__What to work on__.
From the entries below, copy every line holding the word "username".
..............................
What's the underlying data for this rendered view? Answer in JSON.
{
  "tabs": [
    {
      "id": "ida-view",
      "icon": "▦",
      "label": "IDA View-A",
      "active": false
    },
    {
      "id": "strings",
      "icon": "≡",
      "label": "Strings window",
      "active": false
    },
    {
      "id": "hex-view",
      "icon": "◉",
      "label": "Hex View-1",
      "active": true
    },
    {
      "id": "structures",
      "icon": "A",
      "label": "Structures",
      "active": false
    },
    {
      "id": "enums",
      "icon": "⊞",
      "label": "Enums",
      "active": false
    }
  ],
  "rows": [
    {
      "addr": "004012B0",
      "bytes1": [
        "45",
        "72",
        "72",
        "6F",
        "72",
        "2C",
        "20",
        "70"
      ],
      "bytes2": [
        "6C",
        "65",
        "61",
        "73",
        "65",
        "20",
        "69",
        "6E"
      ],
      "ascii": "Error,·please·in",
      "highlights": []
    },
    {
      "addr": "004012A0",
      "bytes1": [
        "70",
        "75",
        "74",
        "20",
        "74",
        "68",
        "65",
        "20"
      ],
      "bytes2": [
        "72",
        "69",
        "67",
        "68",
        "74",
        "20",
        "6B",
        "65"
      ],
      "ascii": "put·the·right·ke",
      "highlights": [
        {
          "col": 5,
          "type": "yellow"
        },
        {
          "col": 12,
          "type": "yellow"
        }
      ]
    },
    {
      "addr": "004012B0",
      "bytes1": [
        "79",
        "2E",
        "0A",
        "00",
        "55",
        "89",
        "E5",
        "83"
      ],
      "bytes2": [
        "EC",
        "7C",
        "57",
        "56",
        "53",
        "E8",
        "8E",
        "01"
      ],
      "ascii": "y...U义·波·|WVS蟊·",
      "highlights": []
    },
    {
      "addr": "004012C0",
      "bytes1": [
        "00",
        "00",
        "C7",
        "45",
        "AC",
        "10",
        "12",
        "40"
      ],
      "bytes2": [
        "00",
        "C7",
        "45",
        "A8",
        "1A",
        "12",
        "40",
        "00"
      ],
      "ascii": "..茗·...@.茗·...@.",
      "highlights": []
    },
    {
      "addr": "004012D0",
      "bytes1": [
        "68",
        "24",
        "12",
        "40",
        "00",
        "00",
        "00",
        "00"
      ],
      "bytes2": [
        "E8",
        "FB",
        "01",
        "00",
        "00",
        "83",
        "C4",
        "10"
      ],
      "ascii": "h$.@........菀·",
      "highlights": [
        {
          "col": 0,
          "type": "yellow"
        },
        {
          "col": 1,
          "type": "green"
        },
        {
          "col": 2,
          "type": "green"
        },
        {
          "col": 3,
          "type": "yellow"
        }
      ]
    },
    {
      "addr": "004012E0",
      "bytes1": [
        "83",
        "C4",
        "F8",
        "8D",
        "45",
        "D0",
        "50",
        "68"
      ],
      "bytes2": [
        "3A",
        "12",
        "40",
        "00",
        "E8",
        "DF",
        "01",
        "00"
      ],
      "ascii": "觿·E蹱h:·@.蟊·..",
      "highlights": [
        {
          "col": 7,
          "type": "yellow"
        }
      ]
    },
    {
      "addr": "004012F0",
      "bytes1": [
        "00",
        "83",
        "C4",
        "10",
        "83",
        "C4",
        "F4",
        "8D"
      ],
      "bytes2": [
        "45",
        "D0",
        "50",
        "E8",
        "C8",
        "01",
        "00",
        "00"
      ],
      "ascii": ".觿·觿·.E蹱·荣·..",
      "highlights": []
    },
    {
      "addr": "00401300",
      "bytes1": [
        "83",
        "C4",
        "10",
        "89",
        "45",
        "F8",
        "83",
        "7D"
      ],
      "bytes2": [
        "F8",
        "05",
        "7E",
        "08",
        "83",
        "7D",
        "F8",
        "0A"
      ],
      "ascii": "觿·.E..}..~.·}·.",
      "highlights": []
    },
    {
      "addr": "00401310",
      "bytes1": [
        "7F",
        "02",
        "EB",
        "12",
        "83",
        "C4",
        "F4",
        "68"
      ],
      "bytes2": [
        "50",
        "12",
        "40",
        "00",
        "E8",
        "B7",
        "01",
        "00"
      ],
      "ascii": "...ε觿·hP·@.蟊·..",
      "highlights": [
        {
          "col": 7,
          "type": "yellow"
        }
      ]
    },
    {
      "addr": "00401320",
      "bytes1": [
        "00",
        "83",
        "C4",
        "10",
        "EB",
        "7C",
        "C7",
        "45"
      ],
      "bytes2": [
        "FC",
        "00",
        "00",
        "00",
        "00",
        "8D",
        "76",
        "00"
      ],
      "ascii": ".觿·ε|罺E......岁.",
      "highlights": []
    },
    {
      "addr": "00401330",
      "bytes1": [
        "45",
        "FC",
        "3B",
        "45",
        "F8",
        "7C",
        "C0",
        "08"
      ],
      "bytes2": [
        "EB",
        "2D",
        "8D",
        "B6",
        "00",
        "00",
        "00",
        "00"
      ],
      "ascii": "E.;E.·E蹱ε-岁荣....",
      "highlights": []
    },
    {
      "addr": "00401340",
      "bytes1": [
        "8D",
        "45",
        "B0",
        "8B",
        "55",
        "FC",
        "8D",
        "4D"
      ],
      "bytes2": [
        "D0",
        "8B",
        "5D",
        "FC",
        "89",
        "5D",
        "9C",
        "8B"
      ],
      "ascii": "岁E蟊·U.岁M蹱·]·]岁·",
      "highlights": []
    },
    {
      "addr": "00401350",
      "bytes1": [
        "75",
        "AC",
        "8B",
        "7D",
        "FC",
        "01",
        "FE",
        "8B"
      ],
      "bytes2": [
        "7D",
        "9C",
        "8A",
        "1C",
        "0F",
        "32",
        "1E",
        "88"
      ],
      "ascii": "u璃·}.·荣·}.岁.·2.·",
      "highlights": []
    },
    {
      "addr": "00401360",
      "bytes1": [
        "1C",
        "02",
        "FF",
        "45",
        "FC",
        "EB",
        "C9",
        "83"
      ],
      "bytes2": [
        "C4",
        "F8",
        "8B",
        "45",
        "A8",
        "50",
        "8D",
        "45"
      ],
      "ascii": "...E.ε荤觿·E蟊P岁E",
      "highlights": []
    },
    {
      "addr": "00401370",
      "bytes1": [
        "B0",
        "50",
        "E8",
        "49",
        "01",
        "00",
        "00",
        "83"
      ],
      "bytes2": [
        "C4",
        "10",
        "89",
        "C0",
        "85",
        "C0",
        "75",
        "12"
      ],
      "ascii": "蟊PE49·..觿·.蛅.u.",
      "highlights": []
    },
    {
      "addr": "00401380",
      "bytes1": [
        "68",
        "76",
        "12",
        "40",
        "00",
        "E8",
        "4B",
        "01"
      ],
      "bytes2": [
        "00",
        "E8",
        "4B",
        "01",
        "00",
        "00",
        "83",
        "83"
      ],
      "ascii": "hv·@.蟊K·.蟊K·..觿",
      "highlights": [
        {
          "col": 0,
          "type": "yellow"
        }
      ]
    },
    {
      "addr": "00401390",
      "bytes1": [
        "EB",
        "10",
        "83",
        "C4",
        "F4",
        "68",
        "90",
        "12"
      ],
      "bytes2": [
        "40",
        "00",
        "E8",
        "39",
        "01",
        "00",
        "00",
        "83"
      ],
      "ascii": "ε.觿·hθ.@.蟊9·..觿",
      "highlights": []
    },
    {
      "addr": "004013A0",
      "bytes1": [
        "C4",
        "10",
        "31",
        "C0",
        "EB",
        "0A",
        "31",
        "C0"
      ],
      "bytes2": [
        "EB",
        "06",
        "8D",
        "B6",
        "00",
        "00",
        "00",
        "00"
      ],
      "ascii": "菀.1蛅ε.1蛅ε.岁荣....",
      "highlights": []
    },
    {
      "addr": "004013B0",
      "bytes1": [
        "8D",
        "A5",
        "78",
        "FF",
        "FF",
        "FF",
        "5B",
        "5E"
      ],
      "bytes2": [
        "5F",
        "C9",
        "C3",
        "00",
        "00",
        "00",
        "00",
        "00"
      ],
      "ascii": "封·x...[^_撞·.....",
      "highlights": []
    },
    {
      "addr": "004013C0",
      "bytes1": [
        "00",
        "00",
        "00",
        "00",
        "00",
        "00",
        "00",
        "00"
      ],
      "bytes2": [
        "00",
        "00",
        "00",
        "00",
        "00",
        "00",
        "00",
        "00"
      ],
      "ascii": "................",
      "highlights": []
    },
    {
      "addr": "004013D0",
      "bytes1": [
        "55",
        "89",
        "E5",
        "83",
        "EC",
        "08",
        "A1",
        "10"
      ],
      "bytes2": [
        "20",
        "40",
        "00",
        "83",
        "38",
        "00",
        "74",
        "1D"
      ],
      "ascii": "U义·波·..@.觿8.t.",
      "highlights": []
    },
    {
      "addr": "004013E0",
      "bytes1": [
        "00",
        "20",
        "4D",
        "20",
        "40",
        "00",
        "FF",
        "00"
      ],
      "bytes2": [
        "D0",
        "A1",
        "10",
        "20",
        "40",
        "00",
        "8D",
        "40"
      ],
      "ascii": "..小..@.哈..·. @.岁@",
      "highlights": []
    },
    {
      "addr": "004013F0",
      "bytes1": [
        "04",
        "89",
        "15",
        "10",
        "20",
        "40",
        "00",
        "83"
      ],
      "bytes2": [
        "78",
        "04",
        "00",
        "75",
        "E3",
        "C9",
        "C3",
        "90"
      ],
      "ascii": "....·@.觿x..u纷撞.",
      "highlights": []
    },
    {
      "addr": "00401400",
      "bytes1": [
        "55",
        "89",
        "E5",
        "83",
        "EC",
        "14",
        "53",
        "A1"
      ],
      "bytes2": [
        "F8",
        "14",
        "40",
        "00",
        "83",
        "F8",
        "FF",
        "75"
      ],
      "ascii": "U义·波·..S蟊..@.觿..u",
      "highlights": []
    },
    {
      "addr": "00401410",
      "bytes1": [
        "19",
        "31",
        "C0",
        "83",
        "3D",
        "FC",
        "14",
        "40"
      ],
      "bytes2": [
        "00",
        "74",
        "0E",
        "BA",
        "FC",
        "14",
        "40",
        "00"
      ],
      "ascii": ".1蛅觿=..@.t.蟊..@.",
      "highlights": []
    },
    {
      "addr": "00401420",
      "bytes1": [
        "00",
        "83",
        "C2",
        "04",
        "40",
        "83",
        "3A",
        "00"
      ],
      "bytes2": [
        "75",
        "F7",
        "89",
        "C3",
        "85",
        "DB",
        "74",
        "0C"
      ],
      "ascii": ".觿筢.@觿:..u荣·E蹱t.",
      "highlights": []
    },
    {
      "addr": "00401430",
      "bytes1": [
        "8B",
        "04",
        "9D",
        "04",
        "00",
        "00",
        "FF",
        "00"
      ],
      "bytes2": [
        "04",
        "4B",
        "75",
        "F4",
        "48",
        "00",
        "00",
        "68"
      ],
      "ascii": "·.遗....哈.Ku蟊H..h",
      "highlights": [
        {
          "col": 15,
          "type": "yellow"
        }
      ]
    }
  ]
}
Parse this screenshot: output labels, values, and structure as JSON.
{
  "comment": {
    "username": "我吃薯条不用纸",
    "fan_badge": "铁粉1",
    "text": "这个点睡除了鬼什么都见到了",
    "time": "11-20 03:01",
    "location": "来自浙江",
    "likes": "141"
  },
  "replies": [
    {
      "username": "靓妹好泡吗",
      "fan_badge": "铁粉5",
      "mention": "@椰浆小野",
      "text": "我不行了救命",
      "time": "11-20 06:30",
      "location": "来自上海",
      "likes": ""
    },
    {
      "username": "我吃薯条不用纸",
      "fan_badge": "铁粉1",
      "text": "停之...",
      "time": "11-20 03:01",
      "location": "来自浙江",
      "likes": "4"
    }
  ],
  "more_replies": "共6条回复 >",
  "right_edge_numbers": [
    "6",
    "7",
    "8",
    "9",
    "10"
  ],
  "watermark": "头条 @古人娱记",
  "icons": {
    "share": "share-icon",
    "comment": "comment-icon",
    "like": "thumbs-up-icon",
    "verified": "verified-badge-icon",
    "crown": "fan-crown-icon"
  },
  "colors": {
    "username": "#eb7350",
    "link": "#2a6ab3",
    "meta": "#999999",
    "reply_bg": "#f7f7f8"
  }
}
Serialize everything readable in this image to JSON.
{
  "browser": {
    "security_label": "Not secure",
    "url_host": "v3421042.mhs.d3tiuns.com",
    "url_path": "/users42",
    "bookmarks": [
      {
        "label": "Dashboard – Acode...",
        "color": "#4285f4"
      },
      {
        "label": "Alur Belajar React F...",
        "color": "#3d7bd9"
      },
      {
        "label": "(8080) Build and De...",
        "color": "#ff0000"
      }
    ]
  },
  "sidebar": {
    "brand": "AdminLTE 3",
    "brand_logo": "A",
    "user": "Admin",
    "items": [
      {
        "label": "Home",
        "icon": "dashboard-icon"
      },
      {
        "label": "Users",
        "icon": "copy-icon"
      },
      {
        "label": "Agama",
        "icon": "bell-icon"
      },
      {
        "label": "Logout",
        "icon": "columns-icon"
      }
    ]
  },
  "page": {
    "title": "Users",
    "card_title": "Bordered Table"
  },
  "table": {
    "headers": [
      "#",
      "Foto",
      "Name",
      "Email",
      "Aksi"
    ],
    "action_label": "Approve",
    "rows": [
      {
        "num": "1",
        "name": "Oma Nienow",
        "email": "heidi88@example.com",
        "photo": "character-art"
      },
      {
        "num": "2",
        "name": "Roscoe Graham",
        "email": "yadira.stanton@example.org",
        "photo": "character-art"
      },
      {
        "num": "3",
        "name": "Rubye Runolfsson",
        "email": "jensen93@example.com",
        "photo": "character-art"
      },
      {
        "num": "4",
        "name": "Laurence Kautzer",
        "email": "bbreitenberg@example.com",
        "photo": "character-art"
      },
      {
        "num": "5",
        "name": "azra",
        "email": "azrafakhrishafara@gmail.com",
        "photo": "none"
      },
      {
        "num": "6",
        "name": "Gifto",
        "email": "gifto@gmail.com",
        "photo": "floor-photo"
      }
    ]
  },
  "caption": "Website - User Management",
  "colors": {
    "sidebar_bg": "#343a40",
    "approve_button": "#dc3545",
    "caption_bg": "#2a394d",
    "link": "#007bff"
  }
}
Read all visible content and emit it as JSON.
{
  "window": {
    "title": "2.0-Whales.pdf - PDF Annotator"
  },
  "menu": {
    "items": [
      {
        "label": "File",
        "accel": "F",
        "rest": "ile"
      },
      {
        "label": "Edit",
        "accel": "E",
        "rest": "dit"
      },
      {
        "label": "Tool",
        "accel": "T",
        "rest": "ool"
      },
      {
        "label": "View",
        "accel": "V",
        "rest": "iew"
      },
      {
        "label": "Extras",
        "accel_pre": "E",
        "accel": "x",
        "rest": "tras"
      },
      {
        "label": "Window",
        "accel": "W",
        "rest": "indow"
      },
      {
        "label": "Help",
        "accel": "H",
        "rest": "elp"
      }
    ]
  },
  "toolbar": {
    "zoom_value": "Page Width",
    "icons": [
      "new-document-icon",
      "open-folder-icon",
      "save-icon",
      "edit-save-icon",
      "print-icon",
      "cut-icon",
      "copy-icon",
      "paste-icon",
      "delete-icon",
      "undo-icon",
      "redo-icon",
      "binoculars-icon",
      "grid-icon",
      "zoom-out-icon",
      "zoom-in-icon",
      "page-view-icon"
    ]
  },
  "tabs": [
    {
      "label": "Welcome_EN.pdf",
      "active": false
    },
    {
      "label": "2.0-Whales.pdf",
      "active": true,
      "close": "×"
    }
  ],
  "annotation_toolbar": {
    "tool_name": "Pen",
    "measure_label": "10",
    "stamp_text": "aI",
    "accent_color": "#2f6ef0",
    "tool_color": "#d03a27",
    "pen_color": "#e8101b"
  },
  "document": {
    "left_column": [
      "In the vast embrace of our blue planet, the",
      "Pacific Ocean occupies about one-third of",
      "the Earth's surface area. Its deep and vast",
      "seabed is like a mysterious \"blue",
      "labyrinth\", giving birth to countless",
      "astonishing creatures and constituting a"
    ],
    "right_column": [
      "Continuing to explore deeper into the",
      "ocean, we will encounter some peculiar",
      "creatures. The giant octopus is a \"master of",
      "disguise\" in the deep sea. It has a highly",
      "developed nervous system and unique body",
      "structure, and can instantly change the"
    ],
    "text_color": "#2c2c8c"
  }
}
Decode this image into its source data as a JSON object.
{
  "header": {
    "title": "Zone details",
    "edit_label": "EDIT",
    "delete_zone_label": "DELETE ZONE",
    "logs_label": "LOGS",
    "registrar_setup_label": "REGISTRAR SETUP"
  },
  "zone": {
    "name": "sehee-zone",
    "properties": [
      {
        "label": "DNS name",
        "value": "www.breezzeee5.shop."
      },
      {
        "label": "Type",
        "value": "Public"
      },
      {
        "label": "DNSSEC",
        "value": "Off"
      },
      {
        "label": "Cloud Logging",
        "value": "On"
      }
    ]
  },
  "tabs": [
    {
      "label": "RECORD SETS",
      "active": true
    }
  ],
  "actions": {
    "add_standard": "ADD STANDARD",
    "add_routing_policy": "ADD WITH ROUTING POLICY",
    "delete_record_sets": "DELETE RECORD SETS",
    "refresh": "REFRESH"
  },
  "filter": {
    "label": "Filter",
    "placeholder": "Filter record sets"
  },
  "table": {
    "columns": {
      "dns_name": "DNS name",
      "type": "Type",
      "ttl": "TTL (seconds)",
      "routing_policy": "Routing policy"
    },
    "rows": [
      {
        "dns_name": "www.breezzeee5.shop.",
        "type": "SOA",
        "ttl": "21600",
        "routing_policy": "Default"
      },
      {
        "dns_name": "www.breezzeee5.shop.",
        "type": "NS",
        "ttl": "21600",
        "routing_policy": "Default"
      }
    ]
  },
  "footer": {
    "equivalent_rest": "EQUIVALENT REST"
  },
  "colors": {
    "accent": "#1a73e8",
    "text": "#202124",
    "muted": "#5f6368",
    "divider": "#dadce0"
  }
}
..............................
__Response__.
    "username": "我吃薯条不用纸",
      "username": "靓妹好泡吗",
      "username": "我吃薯条不用纸",
    "username": "#eb7350",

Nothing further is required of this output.